* **Action item**: Gather each line containing the string "value" from these entries.

Data records

━━━━━━━━━━━━━━━━━━━━

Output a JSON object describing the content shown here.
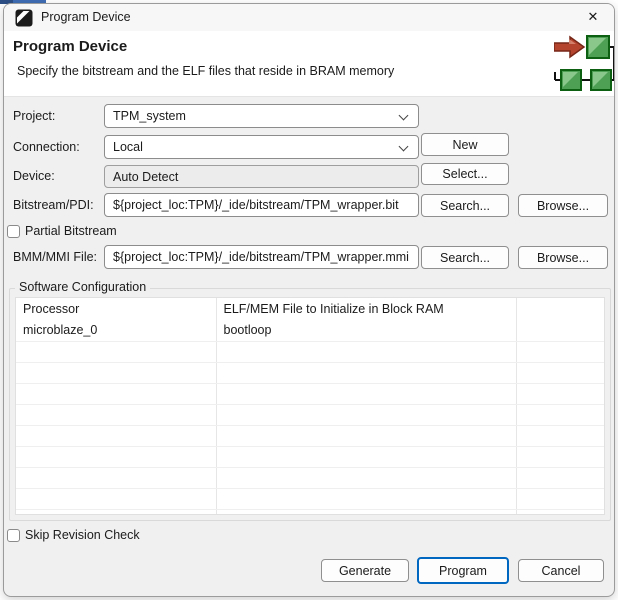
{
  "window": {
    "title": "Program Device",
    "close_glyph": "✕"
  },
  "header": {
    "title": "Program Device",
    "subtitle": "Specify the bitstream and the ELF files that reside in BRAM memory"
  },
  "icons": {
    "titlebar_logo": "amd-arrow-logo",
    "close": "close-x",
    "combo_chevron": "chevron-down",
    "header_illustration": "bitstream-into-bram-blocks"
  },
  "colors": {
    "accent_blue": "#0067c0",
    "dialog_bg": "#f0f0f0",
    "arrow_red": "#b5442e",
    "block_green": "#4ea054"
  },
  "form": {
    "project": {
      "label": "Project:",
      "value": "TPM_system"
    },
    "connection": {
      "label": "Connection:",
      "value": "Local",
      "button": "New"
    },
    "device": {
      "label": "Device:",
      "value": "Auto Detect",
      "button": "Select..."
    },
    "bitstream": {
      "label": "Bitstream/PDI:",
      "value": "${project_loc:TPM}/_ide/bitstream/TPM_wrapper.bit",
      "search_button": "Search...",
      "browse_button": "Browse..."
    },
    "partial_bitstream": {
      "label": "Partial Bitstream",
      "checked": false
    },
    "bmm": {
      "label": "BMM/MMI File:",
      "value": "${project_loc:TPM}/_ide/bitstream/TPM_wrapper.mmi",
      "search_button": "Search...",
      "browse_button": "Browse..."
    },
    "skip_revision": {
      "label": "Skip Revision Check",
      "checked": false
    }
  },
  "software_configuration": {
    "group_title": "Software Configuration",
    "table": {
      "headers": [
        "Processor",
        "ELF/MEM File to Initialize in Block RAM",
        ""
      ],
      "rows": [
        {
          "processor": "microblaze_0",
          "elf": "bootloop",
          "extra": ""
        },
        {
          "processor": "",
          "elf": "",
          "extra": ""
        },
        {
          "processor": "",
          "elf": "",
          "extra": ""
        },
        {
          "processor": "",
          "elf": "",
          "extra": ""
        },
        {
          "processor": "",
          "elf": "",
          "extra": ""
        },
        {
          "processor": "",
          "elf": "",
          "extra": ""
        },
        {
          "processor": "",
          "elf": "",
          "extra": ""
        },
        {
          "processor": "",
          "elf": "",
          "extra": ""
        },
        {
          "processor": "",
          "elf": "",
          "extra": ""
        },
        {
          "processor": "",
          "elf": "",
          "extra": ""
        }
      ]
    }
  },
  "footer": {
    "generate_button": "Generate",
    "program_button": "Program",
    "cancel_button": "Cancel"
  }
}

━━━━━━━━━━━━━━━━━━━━

* **Response area**:
      "value": "TPM_system"
      "value": "Local",
      "value": "Auto Detect",
      "value": "${project_loc:TPM}/_ide/bitstream/TPM_wrapper.bit",
      "value": "${project_loc:TPM}/_ide/bitstream/TPM_wrapper.mmi",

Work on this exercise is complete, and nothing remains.